_WHAT NEEDS TO BE DONE_.
From the data that follows, copy every line with the string "this".

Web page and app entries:
▽
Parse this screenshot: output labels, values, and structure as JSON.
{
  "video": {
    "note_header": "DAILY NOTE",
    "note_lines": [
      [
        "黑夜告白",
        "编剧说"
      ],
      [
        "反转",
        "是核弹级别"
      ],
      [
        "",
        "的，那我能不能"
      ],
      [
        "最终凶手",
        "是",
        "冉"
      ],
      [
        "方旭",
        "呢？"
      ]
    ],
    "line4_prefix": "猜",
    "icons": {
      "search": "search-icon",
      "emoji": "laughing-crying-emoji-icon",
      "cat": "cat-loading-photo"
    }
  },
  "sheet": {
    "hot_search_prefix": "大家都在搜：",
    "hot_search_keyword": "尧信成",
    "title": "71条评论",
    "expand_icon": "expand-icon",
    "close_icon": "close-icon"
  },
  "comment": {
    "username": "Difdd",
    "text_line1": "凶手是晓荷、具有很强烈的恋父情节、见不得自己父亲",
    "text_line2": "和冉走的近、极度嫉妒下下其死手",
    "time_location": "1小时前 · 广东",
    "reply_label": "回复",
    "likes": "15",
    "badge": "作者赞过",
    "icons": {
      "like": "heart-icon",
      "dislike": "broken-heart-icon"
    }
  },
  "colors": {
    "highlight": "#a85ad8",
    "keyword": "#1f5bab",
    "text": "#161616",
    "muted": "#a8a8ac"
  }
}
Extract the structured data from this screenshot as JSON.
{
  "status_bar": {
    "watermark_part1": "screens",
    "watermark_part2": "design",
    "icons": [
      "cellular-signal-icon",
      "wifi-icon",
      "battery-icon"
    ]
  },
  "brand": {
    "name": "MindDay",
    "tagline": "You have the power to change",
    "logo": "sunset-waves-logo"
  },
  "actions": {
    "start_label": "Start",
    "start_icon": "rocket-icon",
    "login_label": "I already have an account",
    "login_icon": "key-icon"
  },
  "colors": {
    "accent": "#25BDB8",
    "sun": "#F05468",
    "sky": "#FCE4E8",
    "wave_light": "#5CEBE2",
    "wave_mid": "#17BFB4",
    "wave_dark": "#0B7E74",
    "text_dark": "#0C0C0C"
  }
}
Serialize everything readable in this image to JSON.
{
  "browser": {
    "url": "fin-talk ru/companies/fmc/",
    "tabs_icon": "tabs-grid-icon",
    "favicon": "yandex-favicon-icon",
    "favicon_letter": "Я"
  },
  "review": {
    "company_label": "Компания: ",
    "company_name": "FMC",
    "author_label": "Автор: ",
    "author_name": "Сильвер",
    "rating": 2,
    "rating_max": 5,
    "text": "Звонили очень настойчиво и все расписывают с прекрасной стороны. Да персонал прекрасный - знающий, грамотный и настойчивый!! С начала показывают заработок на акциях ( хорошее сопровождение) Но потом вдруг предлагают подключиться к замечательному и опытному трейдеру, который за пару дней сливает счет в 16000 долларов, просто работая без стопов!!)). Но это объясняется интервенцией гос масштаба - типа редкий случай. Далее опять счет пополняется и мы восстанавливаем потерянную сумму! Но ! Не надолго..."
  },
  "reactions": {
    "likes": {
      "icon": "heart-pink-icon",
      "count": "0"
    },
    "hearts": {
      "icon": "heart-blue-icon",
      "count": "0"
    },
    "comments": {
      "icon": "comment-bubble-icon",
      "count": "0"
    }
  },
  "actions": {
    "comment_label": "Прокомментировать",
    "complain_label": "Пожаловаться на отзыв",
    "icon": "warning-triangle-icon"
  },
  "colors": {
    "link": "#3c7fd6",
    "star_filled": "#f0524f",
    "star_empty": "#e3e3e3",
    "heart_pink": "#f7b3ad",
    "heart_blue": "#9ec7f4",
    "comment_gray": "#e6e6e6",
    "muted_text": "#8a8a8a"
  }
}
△
_ANSWER FOR THE TASK_.
Parse this screenshot: output labels, values, and structure as JSON.
Extract the structured data from this screenshot as JSON.
Serialize everything readable in this image to JSON.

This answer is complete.